_WHAT IS BEING ASKED_: Give back every line of the data, word for word.

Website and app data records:
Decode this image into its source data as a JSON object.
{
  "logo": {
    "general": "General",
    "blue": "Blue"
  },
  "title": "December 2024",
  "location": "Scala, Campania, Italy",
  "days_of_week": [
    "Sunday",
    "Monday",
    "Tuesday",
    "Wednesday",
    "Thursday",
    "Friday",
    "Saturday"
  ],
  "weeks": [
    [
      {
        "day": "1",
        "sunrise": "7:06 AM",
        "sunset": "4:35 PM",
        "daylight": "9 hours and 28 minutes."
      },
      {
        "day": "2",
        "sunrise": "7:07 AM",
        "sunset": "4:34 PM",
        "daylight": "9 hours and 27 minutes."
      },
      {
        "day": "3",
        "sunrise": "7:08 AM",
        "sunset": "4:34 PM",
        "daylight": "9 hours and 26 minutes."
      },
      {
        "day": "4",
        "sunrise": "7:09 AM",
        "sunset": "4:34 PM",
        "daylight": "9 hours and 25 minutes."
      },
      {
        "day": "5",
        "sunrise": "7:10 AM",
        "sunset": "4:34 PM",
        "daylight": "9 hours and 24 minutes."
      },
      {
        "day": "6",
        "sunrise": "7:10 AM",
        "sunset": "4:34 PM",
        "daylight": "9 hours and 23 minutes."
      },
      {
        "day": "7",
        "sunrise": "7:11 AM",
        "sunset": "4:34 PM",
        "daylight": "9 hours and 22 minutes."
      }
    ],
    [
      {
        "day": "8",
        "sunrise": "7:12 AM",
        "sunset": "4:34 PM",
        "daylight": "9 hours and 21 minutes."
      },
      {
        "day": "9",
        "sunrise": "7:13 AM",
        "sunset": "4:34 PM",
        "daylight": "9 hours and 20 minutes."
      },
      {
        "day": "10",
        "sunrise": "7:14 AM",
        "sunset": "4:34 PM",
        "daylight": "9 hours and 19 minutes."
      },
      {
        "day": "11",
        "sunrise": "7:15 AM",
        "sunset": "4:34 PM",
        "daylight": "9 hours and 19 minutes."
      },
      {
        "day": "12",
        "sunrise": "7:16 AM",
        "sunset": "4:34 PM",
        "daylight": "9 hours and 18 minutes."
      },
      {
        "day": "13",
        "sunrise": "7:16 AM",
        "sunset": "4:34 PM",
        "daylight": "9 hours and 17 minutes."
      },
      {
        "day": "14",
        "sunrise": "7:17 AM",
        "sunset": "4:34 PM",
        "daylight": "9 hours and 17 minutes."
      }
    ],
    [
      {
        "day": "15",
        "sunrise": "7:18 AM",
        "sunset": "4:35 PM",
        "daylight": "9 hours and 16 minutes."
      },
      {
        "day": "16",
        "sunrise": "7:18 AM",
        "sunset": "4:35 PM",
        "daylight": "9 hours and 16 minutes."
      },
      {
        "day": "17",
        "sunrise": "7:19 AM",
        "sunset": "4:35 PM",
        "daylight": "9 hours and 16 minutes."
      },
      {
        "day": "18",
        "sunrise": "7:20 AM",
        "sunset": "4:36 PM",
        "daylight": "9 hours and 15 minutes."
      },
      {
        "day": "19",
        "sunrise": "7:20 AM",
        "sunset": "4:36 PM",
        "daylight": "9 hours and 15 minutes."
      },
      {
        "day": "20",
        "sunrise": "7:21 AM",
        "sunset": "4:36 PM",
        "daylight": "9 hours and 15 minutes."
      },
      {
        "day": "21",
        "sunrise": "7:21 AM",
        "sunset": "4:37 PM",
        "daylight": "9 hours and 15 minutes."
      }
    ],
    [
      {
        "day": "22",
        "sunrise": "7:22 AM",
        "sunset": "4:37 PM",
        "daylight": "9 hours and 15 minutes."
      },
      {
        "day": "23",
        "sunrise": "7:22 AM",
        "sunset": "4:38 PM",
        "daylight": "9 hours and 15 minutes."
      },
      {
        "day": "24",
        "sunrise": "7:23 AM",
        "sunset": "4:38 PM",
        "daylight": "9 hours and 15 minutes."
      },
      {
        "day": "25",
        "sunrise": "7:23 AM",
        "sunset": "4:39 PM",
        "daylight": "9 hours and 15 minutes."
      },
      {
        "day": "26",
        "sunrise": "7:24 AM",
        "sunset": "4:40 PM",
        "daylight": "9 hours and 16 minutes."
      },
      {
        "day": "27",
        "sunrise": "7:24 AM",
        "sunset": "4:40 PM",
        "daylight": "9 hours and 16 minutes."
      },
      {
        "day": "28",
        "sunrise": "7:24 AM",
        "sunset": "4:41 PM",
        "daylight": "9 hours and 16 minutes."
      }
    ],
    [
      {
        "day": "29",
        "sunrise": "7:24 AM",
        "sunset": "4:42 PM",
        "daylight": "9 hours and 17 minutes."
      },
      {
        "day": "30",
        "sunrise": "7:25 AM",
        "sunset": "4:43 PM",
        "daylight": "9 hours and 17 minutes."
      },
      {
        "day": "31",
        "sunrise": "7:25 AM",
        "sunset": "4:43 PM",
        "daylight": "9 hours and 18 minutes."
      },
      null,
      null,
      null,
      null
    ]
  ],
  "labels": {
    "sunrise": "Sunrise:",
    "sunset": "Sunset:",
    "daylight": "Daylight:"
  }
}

_YOUR RESPONSE_:
Decode this image into its source data as a JSON object.
{
  "logo": {
    "general": "General",
    "blue": "Blue"
  },
  "title": "December 2024",
  "location": "Scala, Campania, Italy",
  "days_of_week": [
    "Sunday",
    "Monday",
    "Tuesday",
    "Wednesday",
    "Thursday",
    "Friday",
    "Saturday"
  ],
  "weeks": [
    [
      {
        "day": "1",
        "sunrise": "7:06 AM",
        "sunset": "4:35 PM",
        "daylight": "9 hours and 28 minutes."
      },
      {
        "day": "2",
        "sunrise": "7:07 AM",
        "sunset": "4:34 PM",
        "daylight": "9 hours and 27 minutes."
      },
      {
        "day": "3",
        "sunrise": "7:08 AM",
        "sunset": "4:34 PM",
        "daylight": "9 hours and 26 minutes."
      },
      {
        "day": "4",
        "sunrise": "7:09 AM",
        "sunset": "4:34 PM",
        "daylight": "9 hours and 25 minutes."
      },
      {
        "day": "5",
        "sunrise": "7:10 AM",
        "sunset": "4:34 PM",
        "daylight": "9 hours and 24 minutes."
      },
      {
        "day": "6",
        "sunrise": "7:10 AM",
        "sunset": "4:34 PM",
        "daylight": "9 hours and 23 minutes."
      },
      {
        "day": "7",
        "sunrise": "7:11 AM",
        "sunset": "4:34 PM",
        "daylight": "9 hours and 22 minutes."
      }
    ],
    [
      {
        "day": "8",
        "sunrise": "7:12 AM",
        "sunset": "4:34 PM",
        "daylight": "9 hours and 21 minutes."
      },
      {
        "day": "9",
        "sunrise": "7:13 AM",
        "sunset": "4:34 PM",
        "daylight": "9 hours and 20 minutes."
      },
      {
        "day": "10",
        "sunrise": "7:14 AM",
        "sunset": "4:34 PM",
        "daylight": "9 hours and 19 minutes."
      },
      {
        "day": "11",
        "sunrise": "7:15 AM",
        "sunset": "4:34 PM",
        "daylight": "9 hours and 19 minutes."
      },
      {
        "day": "12",
        "sunrise": "7:16 AM",
        "sunset": "4:34 PM",
        "daylight": "9 hours and 18 minutes."
      },
      {
        "day": "13",
        "sunrise": "7:16 AM",
        "sunset": "4:34 PM",
        "daylight": "9 hours and 17 minutes."
      },
      {
        "day": "14",
        "sunrise": "7:17 AM",
        "sunset": "4:34 PM",
        "daylight": "9 hours and 17 minutes."
      }
    ],
    [
      {
        "day": "15",
        "sunrise": "7:18 AM",
        "sunset": "4:35 PM",
        "daylight": "9 hours and 16 minutes."
      },
      {
        "day": "16",
        "sunrise": "7:18 AM",
        "sunset": "4:35 PM",
        "daylight": "9 hours and 16 minutes."
      },
      {
        "day": "17",
        "sunrise": "7:19 AM",
        "sunset": "4:35 PM",
        "daylight": "9 hours and 16 minutes."
      },
      {
        "day": "18",
        "sunrise": "7:20 AM",
        "sunset": "4:36 PM",
        "daylight": "9 hours and 15 minutes."
      },
      {
        "day": "19",
        "sunrise": "7:20 AM",
        "sunset": "4:36 PM",
        "daylight": "9 hours and 15 minutes."
      },
      {
        "day": "20",
        "sunrise": "7:21 AM",
        "sunset": "4:36 PM",
        "daylight": "9 hours and 15 minutes."
      },
      {
        "day": "21",
        "sunrise": "7:21 AM",
        "sunset": "4:37 PM",
        "daylight": "9 hours and 15 minutes."
      }
    ],
    [
      {
        "day": "22",
        "sunrise": "7:22 AM",
        "sunset": "4:37 PM",
        "daylight": "9 hours and 15 minutes."
      },
      {
        "day": "23",
        "sunrise": "7:22 AM",
        "sunset": "4:38 PM",
        "daylight": "9 hours and 15 minutes."
      },
      {
        "day": "24",
        "sunrise": "7:23 AM",
        "sunset": "4:38 PM",
        "daylight": "9 hours and 15 minutes."
      },
      {
        "day": "25",
        "sunrise": "7:23 AM",
        "sunset": "4:39 PM",
        "daylight": "9 hours and 15 minutes."
      },
      {
        "day": "26",
        "sunrise": "7:24 AM",
        "sunset": "4:40 PM",
        "daylight": "9 hours and 16 minutes."
      },
      {
        "day": "27",
        "sunrise": "7:24 AM",
        "sunset": "4:40 PM",
        "daylight": "9 hours and 16 minutes."
      },
      {
        "day": "28",
        "sunrise": "7:24 AM",
        "sunset": "4:41 PM",
        "daylight": "9 hours and 16 minutes."
      }
    ],
    [
      {
        "day": "29",
        "sunrise": "7:24 AM",
        "sunset": "4:42 PM",
        "daylight": "9 hours and 17 minutes."
      },
      {
        "day": "30",
        "sunrise": "7:25 AM",
        "sunset": "4:43 PM",
        "daylight": "9 hours and 17 minutes."
      },
      {
        "day": "31",
        "sunrise": "7:25 AM",
        "sunset": "4:43 PM",
        "daylight": "9 hours and 18 minutes."
      },
      null,
      null,
      null,
      null
    ]
  ],
  "labels": {
    "sunrise": "Sunrise:",
    "sunset": "Sunset:",
    "daylight": "Daylight:"
  }
}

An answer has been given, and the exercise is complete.